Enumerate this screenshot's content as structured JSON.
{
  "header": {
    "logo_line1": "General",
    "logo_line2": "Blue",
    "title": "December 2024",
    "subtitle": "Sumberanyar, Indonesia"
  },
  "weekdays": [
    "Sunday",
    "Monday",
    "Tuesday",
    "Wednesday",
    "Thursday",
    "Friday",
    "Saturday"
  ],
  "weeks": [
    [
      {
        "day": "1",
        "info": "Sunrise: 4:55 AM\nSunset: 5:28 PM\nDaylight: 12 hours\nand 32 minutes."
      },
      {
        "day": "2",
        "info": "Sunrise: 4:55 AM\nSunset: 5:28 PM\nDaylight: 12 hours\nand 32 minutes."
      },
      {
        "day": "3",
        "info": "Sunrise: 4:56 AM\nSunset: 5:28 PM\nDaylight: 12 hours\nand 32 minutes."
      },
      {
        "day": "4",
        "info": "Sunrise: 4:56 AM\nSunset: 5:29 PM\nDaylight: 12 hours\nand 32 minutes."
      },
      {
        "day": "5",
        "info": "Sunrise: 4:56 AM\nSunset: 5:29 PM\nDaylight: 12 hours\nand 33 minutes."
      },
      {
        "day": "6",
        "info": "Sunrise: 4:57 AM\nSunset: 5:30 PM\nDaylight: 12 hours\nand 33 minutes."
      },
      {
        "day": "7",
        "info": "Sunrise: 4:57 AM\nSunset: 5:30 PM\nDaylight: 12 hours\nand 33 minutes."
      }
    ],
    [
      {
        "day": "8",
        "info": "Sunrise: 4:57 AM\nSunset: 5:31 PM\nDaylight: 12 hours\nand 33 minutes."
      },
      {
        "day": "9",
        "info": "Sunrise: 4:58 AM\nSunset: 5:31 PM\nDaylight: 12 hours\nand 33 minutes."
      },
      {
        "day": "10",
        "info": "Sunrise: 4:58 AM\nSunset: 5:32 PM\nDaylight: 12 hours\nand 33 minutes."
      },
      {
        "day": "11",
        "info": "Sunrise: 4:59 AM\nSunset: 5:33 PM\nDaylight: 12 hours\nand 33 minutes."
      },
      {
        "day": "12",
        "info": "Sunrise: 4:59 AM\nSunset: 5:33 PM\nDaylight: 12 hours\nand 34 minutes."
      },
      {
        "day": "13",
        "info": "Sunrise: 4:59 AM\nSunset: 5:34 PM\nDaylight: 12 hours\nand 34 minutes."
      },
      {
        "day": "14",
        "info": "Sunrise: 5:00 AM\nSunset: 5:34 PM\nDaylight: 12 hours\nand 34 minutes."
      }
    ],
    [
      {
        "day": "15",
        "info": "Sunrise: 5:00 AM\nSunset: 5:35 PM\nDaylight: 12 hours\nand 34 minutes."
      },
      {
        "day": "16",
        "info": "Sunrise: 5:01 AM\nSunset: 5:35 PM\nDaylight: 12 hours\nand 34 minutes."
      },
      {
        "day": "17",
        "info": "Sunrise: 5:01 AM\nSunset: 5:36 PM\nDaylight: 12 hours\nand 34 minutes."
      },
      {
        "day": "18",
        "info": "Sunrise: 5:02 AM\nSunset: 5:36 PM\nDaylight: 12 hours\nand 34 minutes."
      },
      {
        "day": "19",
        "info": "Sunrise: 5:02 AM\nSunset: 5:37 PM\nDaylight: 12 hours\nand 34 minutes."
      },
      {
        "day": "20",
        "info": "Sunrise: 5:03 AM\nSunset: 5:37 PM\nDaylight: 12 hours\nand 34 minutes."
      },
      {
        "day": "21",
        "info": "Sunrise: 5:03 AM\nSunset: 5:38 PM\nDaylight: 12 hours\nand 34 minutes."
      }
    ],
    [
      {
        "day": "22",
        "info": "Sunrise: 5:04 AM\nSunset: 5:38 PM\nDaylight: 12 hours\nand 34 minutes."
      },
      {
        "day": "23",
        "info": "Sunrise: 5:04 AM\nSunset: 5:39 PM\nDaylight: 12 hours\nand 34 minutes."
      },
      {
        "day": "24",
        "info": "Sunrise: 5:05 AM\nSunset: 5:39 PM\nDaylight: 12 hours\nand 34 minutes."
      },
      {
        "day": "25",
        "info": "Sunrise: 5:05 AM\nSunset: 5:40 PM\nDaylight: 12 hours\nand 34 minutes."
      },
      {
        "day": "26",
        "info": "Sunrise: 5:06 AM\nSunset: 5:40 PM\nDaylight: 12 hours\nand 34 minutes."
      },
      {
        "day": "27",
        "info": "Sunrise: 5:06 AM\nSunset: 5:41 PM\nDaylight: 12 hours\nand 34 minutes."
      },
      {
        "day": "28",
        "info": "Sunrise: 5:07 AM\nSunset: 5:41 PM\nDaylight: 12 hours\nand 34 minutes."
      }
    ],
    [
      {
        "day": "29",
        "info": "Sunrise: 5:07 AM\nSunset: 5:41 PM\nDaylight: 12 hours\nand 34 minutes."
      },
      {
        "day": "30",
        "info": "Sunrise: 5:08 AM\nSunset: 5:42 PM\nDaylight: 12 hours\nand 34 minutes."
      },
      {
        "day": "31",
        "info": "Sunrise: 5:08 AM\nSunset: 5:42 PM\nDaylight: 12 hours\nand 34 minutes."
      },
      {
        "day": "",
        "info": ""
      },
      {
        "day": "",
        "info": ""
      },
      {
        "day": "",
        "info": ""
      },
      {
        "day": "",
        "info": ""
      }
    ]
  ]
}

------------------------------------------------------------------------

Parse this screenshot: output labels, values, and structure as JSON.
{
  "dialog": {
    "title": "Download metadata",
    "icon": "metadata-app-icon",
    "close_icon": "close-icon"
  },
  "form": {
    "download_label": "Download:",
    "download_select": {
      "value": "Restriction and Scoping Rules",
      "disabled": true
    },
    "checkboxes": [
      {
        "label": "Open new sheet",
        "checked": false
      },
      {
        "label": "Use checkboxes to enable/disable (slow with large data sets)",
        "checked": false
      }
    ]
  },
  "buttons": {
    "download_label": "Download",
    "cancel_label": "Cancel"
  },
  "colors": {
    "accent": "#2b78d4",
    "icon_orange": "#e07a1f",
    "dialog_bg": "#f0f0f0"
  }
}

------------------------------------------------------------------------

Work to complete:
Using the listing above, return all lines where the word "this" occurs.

Exercise response:
Enumerate this screenshot's content as structured JSON.
Parse this screenshot: output labels, values, and structure as JSON.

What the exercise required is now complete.